Each entry should be set down again verbatim, with the images omitted.

══ RECORDS ══

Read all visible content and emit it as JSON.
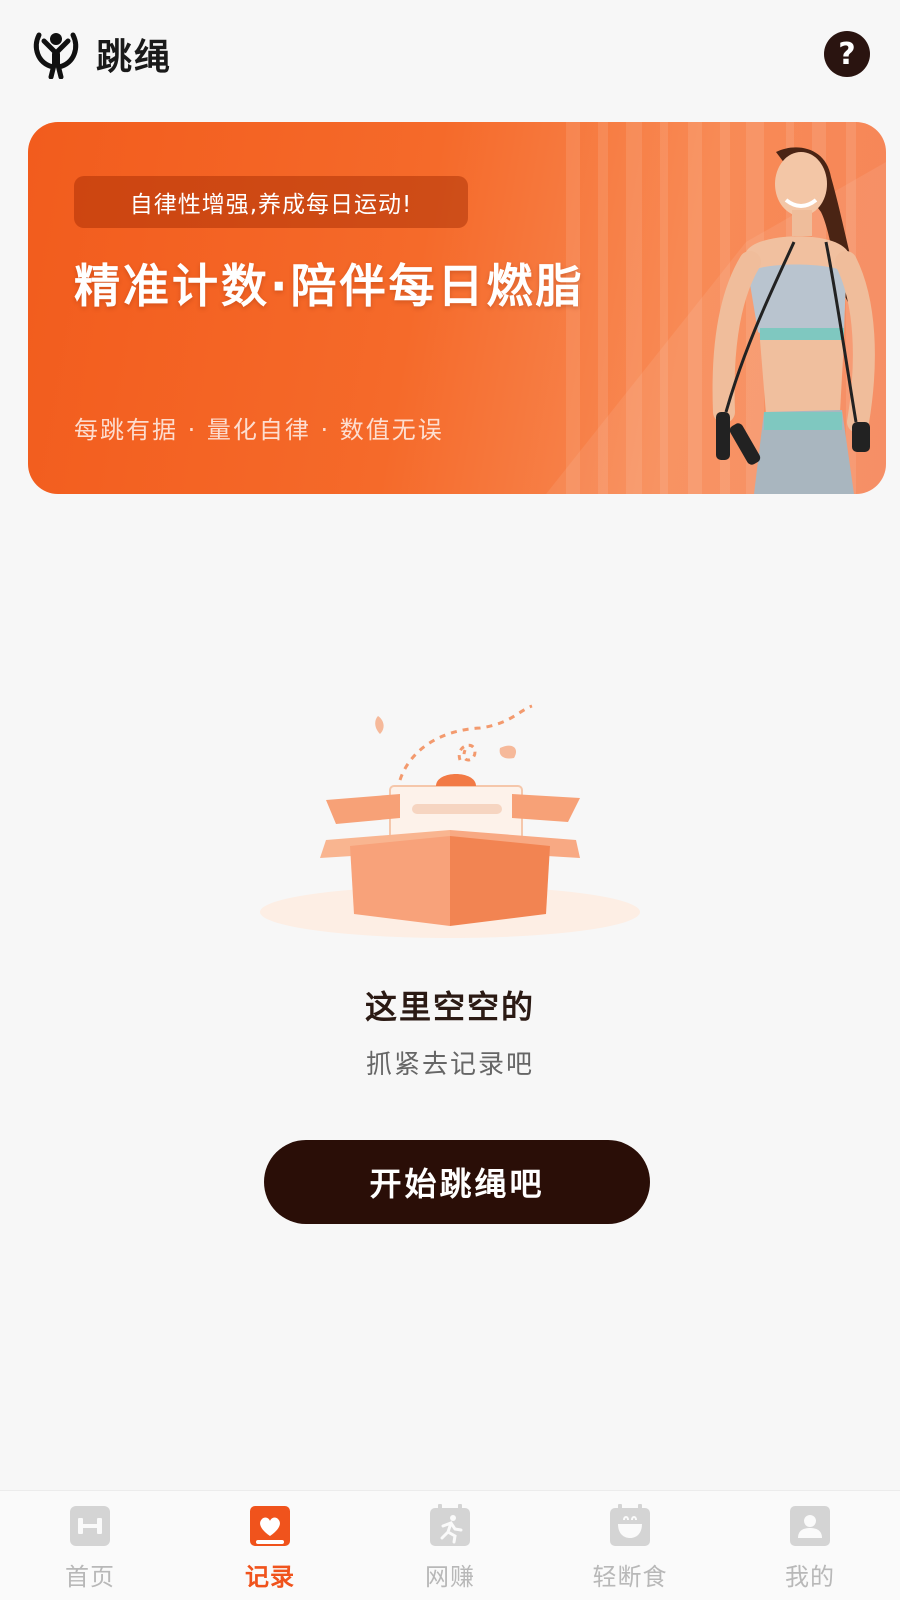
{
  "header": {
    "title": "跳绳",
    "logo_icon": "jump-rope-person-icon",
    "help_icon": "question-icon",
    "help_glyph": "?"
  },
  "banner": {
    "pill_text": "自律性增强,养成每日运动!",
    "headline": "精准计数·陪伴每日燃脂",
    "subline": "每跳有据 · 量化自律 · 数值无误",
    "accent_color": "#f25c1d"
  },
  "empty_state": {
    "title": "这里空空的",
    "subtitle": "抓紧去记录吧",
    "button_label": "开始跳绳吧"
  },
  "tabbar": {
    "active_color": "#f0531c",
    "inactive_color": "#b8b8b8",
    "tabs": [
      {
        "label": "首页",
        "icon": "dumbbell-icon",
        "active": false
      },
      {
        "label": "记录",
        "icon": "record-heart-icon",
        "active": true
      },
      {
        "label": "网赚",
        "icon": "runner-icon",
        "active": false
      },
      {
        "label": "轻断食",
        "icon": "bowl-icon",
        "active": false
      },
      {
        "label": "我的",
        "icon": "profile-icon",
        "active": false
      }
    ]
  }
}
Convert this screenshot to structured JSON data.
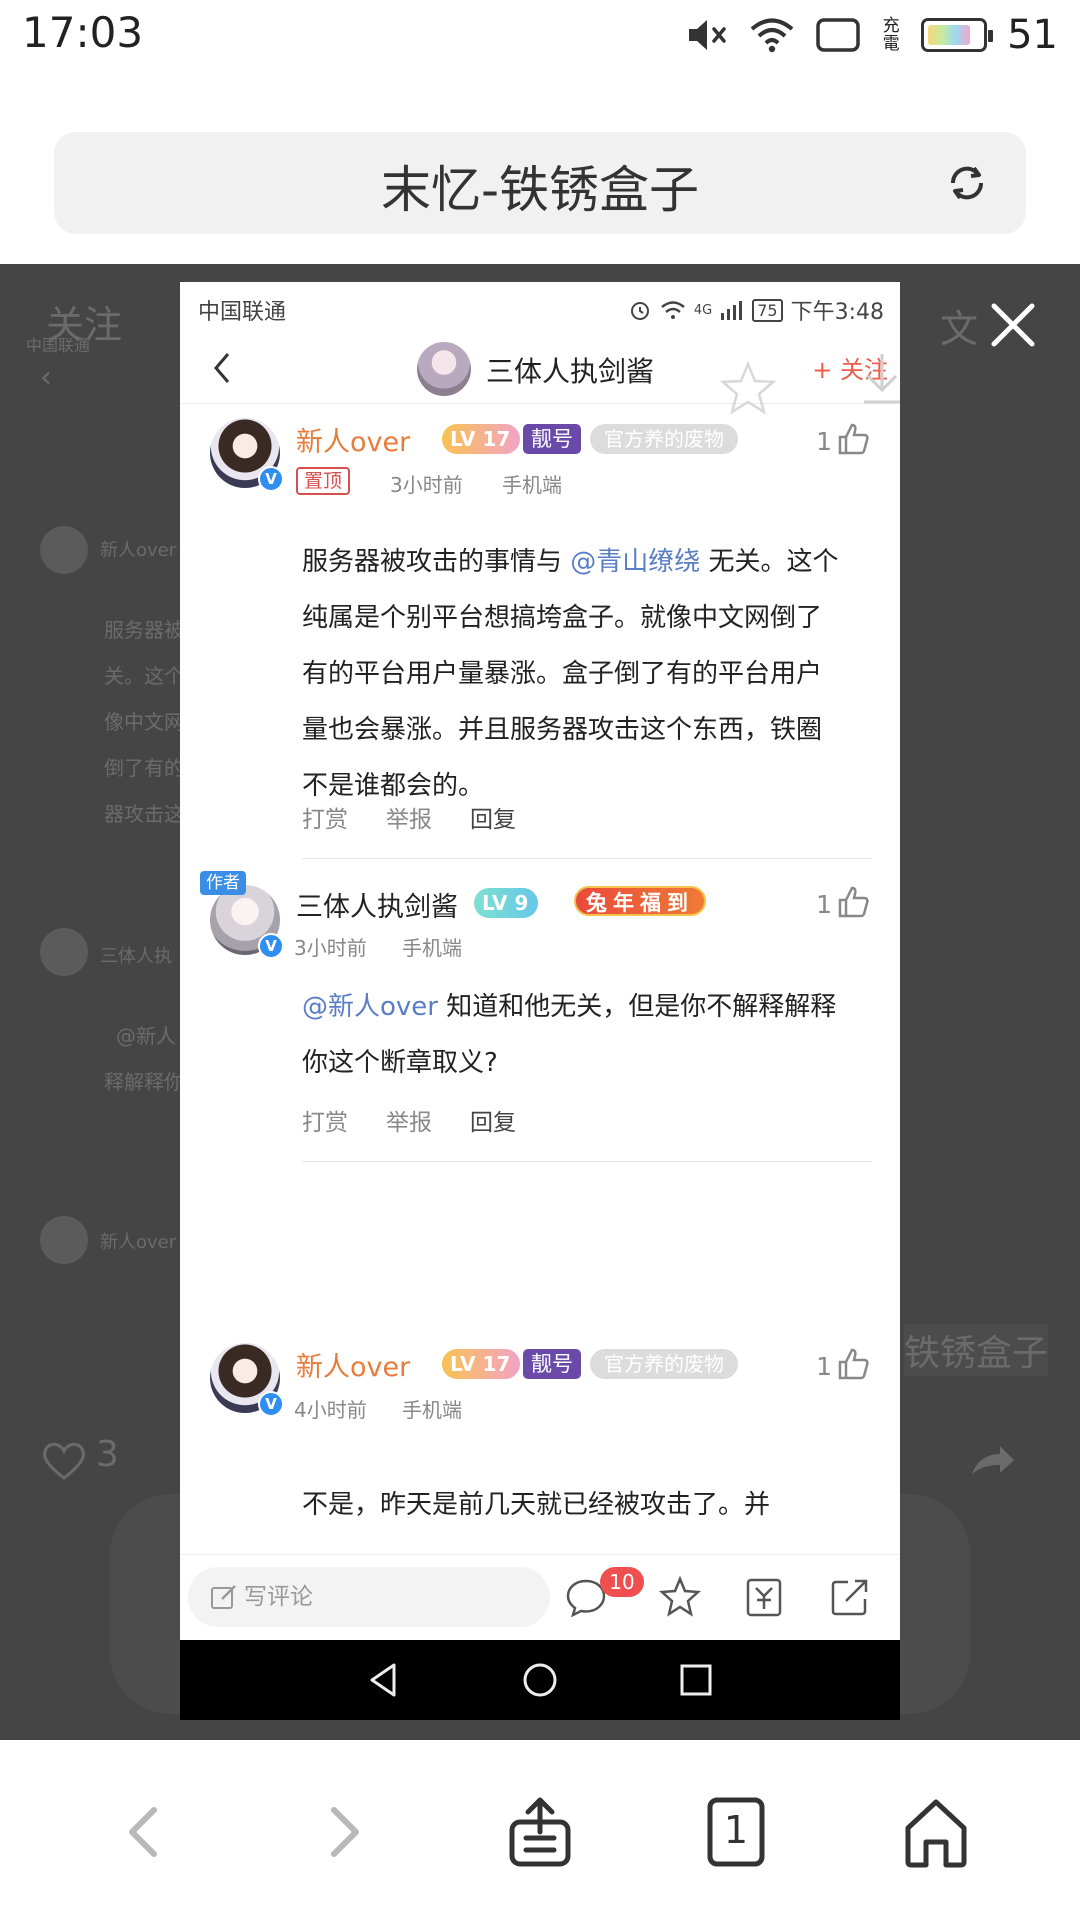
{
  "status_bar": {
    "time": "17:03",
    "charging": "充電",
    "battery": "51"
  },
  "address_bar": {
    "title": "末忆-铁锈盒子"
  },
  "background_page": {
    "tab_follow": "关注",
    "tab_text": "文",
    "snippet_title": "铁锈盒子",
    "likes_count": "3",
    "ghost_carrier": "中国联通",
    "ghost_name1": "新人over",
    "ghost_name2": "三体人执",
    "ghost_line1": "服务器被",
    "ghost_line2": "关。这个",
    "ghost_line3": "像中文网",
    "ghost_line4": "倒了有的",
    "ghost_line5": "器攻击这",
    "ghost_reply": "@新人",
    "ghost_reply2": "释解释你"
  },
  "screenshot": {
    "status": {
      "carrier": "中国联通",
      "time": "下午3:48",
      "battery": "75",
      "network": "4G"
    },
    "header": {
      "name": "三体人执剑酱",
      "follow": "+ 关注"
    },
    "comments": [
      {
        "name": "新人over",
        "level": "17",
        "tag1": "靓号",
        "tag2": "官方养的废物",
        "pin": "置顶",
        "time": "3小时前",
        "device": "手机端",
        "likes": "1",
        "text_before": "服务器被攻击的事情与 ",
        "mention": "@青山缭绕",
        "text_after": " 无关。这个纯属是个别平台想搞垮盒子。就像中文网倒了有的平台用户量暴涨。盒子倒了有的平台用户量也会暴涨。并且服务器攻击这个东西，铁圈不是谁都会的。",
        "actions": [
          "打赏",
          "举报",
          "回复"
        ]
      },
      {
        "author_tag": "作者",
        "name": "三体人执剑酱",
        "level": "9",
        "tag_festive": "兔年福到",
        "time": "3小时前",
        "device": "手机端",
        "likes": "1",
        "mention": "@新人over",
        "text_after": " 知道和他无关，但是你不解释解释你这个断章取义?",
        "actions": [
          "打赏",
          "举报",
          "回复"
        ]
      },
      {
        "name": "新人over",
        "level": "17",
        "tag1": "靓号",
        "tag2": "官方养的废物",
        "time": "4小时前",
        "device": "手机端",
        "likes": "1",
        "text_partial": "不是，昨天是前几天就已经被攻击了。并"
      }
    ],
    "comment_bar": {
      "placeholder": "写评论",
      "count": "10"
    }
  },
  "toolbar": {
    "tabs_count": "1"
  },
  "colors": {
    "accent_orange": "#e87c3c",
    "mention_blue": "#5a7ec6",
    "follow_red": "#ef5a4a",
    "badge_red": "#ef4f4f"
  }
}
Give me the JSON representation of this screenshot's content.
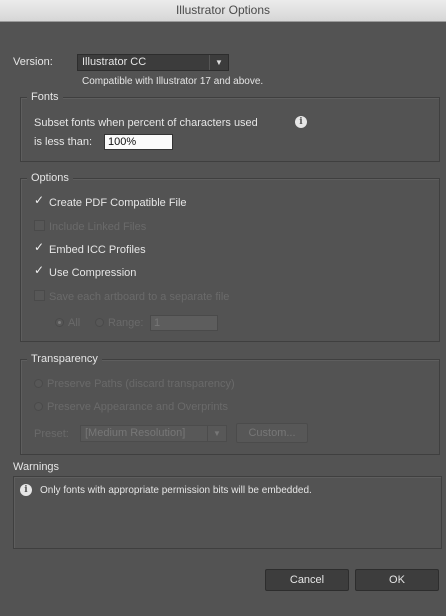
{
  "window": {
    "title": "Illustrator Options"
  },
  "version": {
    "label": "Version:",
    "selected": "Illustrator CC",
    "note": "Compatible with Illustrator 17 and above."
  },
  "fonts": {
    "legend": "Fonts",
    "line1": "Subset fonts when percent of characters used",
    "line2": "is less than:",
    "value": "100%"
  },
  "options": {
    "legend": "Options",
    "create_pdf": {
      "label": "Create PDF Compatible File",
      "checked": true,
      "enabled": true
    },
    "include_linked": {
      "label": "Include Linked Files",
      "checked": false,
      "enabled": false
    },
    "embed_icc": {
      "label": "Embed ICC Profiles",
      "checked": true,
      "enabled": true
    },
    "use_compression": {
      "label": "Use Compression",
      "checked": true,
      "enabled": true
    },
    "save_artboards": {
      "label": "Save each artboard to a separate file",
      "checked": false,
      "enabled": false
    },
    "radio_all": "All",
    "radio_range": "Range:",
    "range_value": "1"
  },
  "transparency": {
    "legend": "Transparency",
    "preserve_paths": "Preserve Paths (discard transparency)",
    "preserve_appearance": "Preserve Appearance and Overprints",
    "preset_label": "Preset:",
    "preset_value": "[Medium Resolution]",
    "custom_button": "Custom..."
  },
  "warnings": {
    "heading": "Warnings",
    "message": "Only fonts with appropriate permission bits will be embedded."
  },
  "buttons": {
    "cancel": "Cancel",
    "ok": "OK"
  },
  "colors": {
    "dialog_bg": "#535353",
    "text": "#e6e6e6",
    "disabled_text": "#6a6a6a"
  }
}
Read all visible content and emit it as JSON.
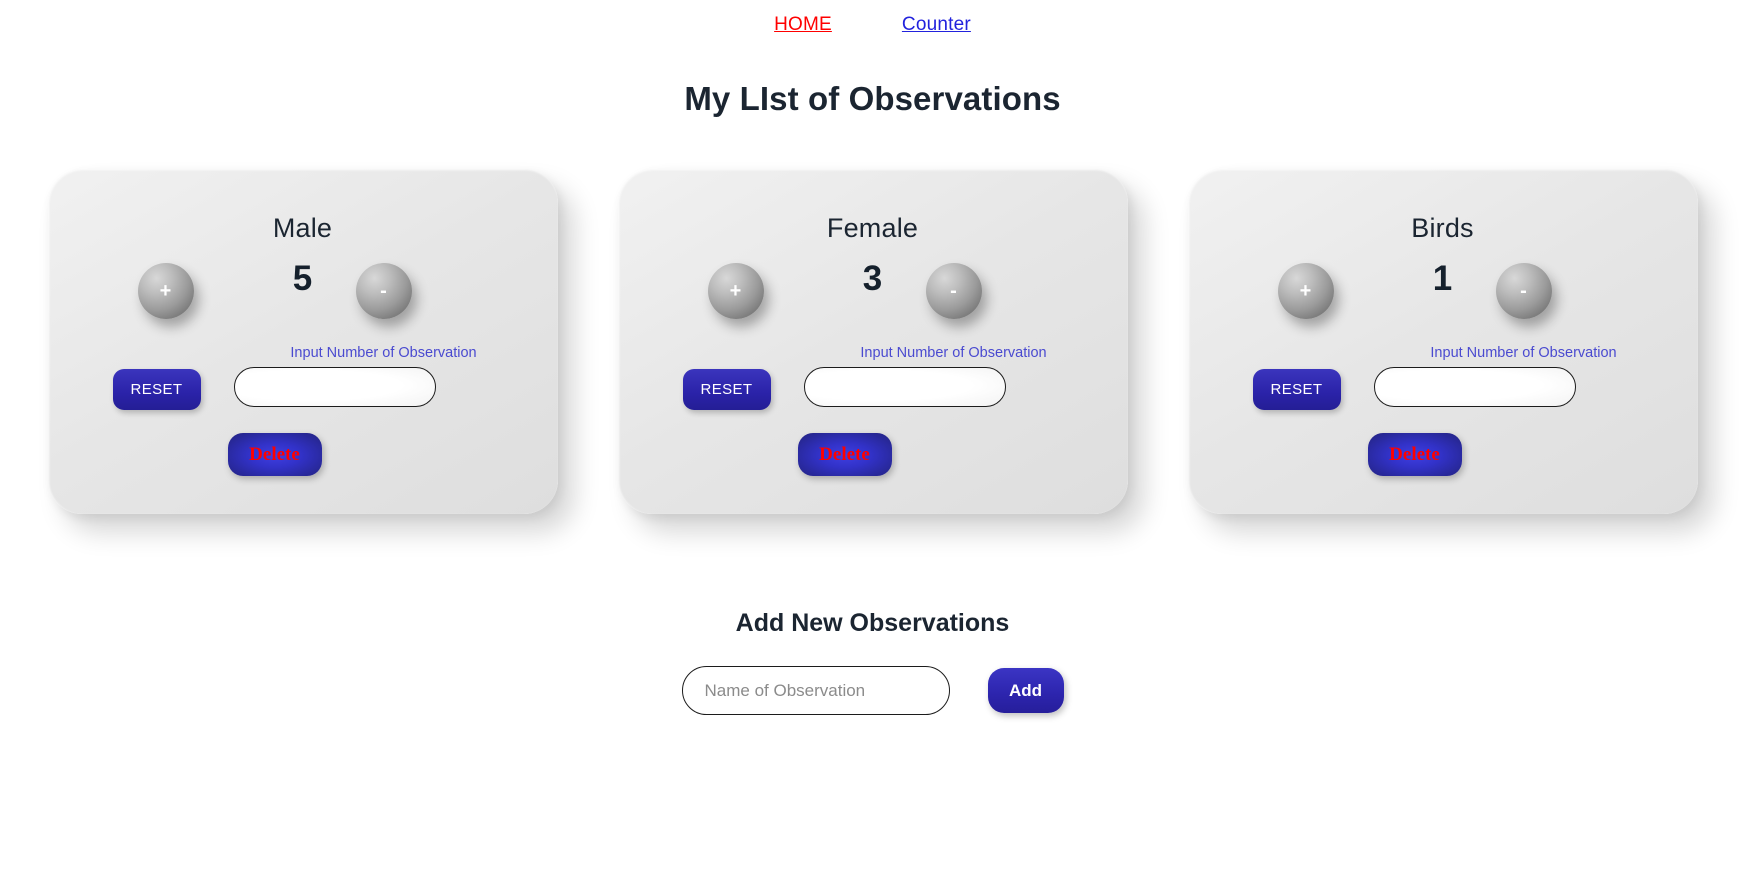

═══

» WRITTEN ANSWER
Read all visible content and emit it as JSON.
{
  "header": {
    "title": "跳绳",
    "logo_icon": "jump-rope-person-icon",
    "help_icon": "question-icon",
    "help_glyph": "?"
  },
  "banner": {
    "pill_text": "自律性增强,养成每日运动!",
    "headline": "精准计数·陪伴每日燃脂",
    "subline": "每跳有据 · 量化自律 · 数值无误",
    "accent_color": "#f25c1d"
  },
  "empty_state": {
    "title": "这里空空的",
    "subtitle": "抓紧去记录吧",
    "button_label": "开始跳绳吧"
  },
  "tabbar": {
    "active_color": "#f0531c",
    "inactive_color": "#b8b8b8",
    "tabs": [
      {
        "label": "首页",
        "icon": "dumbbell-icon",
        "active": false
      },
      {
        "label": "记录",
        "icon": "record-heart-icon",
        "active": true
      },
      {
        "label": "网赚",
        "icon": "runner-icon",
        "active": false
      },
      {
        "label": "轻断食",
        "icon": "bowl-icon",
        "active": false
      },
      {
        "label": "我的",
        "icon": "profile-icon",
        "active": false
      }
    ]
  }
}
Convert this screenshot to structured JSON data.
{
  "status_bar": {
    "time": "17:03",
    "charging": "充電",
    "battery": "51"
  },
  "address_bar": {
    "title": "末忆-铁锈盒子"
  },
  "background_page": {
    "tab_follow": "关注",
    "tab_text": "文",
    "snippet_title": "铁锈盒子",
    "likes_count": "3",
    "ghost_carrier": "中国联通",
    "ghost_name1": "新人over",
    "ghost_name2": "三体人执",
    "ghost_line1": "服务器被",
    "ghost_line2": "关。这个",
    "ghost_line3": "像中文网",
    "ghost_line4": "倒了有的",
    "ghost_line5": "器攻击这",
    "ghost_reply": "@新人",
    "ghost_reply2": "释解释你"
  },
  "screenshot": {
    "status": {
      "carrier": "中国联通",
      "time": "下午3:48",
      "battery": "75",
      "network": "4G"
    },
    "header": {
      "name": "三体人执剑酱",
      "follow": "+ 关注"
    },
    "comments": [
      {
        "name": "新人over",
        "level": "17",
        "tag1": "靓号",
        "tag2": "官方养的废物",
        "pin": "置顶",
        "time": "3小时前",
        "device": "手机端",
        "likes": "1",
        "text_before": "服务器被攻击的事情与 ",
        "mention": "@青山缭绕",
        "text_after": " 无关。这个纯属是个别平台想搞垮盒子。就像中文网倒了有的平台用户量暴涨。盒子倒了有的平台用户量也会暴涨。并且服务器攻击这个东西，铁圈不是谁都会的。",
        "actions": [
          "打赏",
          "举报",
          "回复"
        ]
      },
      {
        "author_tag": "作者",
        "name": "三体人执剑酱",
        "level": "9",
        "tag_festive": "兔年福到",
        "time": "3小时前",
        "device": "手机端",
        "likes": "1",
        "mention": "@新人over",
        "text_after": " 知道和他无关，但是你不解释解释你这个断章取义?",
        "actions": [
          "打赏",
          "举报",
          "回复"
        ]
      },
      {
        "name": "新人over",
        "level": "17",
        "tag1": "靓号",
        "tag2": "官方养的废物",
        "time": "4小时前",
        "device": "手机端",
        "likes": "1",
        "text_partial": "不是，昨天是前几天就已经被攻击了。并"
      }
    ],
    "comment_bar": {
      "placeholder": "写评论",
      "count": "10"
    }
  },
  "toolbar": {
    "tabs_count": "1"
  },
  "colors": {
    "accent_orange": "#e87c3c",
    "mention_blue": "#5a7ec6",
    "follow_red": "#ef5a4a",
    "badge_red": "#ef4f4f"
  }
}
Give me the JSON representation of this screenshot's content.
{
  "window": {
    "title": "Illustrator Options"
  },
  "version": {
    "label": "Version:",
    "selected": "Illustrator CC",
    "note": "Compatible with Illustrator 17 and above."
  },
  "fonts": {
    "legend": "Fonts",
    "line1": "Subset fonts when percent of characters used",
    "line2": "is less than:",
    "value": "100%"
  },
  "options": {
    "legend": "Options",
    "create_pdf": {
      "label": "Create PDF Compatible File",
      "checked": true,
      "enabled": true
    },
    "include_linked": {
      "label": "Include Linked Files",
      "checked": false,
      "enabled": false
    },
    "embed_icc": {
      "label": "Embed ICC Profiles",
      "checked": true,
      "enabled": true
    },
    "use_compression": {
      "label": "Use Compression",
      "checked": true,
      "enabled": true
    },
    "save_artboards": {
      "label": "Save each artboard to a separate file",
      "checked": false,
      "enabled": false
    },
    "radio_all": "All",
    "radio_range": "Range:",
    "range_value": "1"
  },
  "transparency": {
    "legend": "Transparency",
    "preserve_paths": "Preserve Paths (discard transparency)",
    "preserve_appearance": "Preserve Appearance and Overprints",
    "preset_label": "Preset:",
    "preset_value": "[Medium Resolution]",
    "custom_button": "Custom..."
  },
  "warnings": {
    "heading": "Warnings",
    "message": "Only fonts with appropriate permission bits will be embedded."
  },
  "buttons": {
    "cancel": "Cancel",
    "ok": "OK"
  },
  "colors": {
    "dialog_bg": "#535353",
    "text": "#e6e6e6",
    "disabled_text": "#6a6a6a"
  }
}
Read all visible content and emit it as JSON.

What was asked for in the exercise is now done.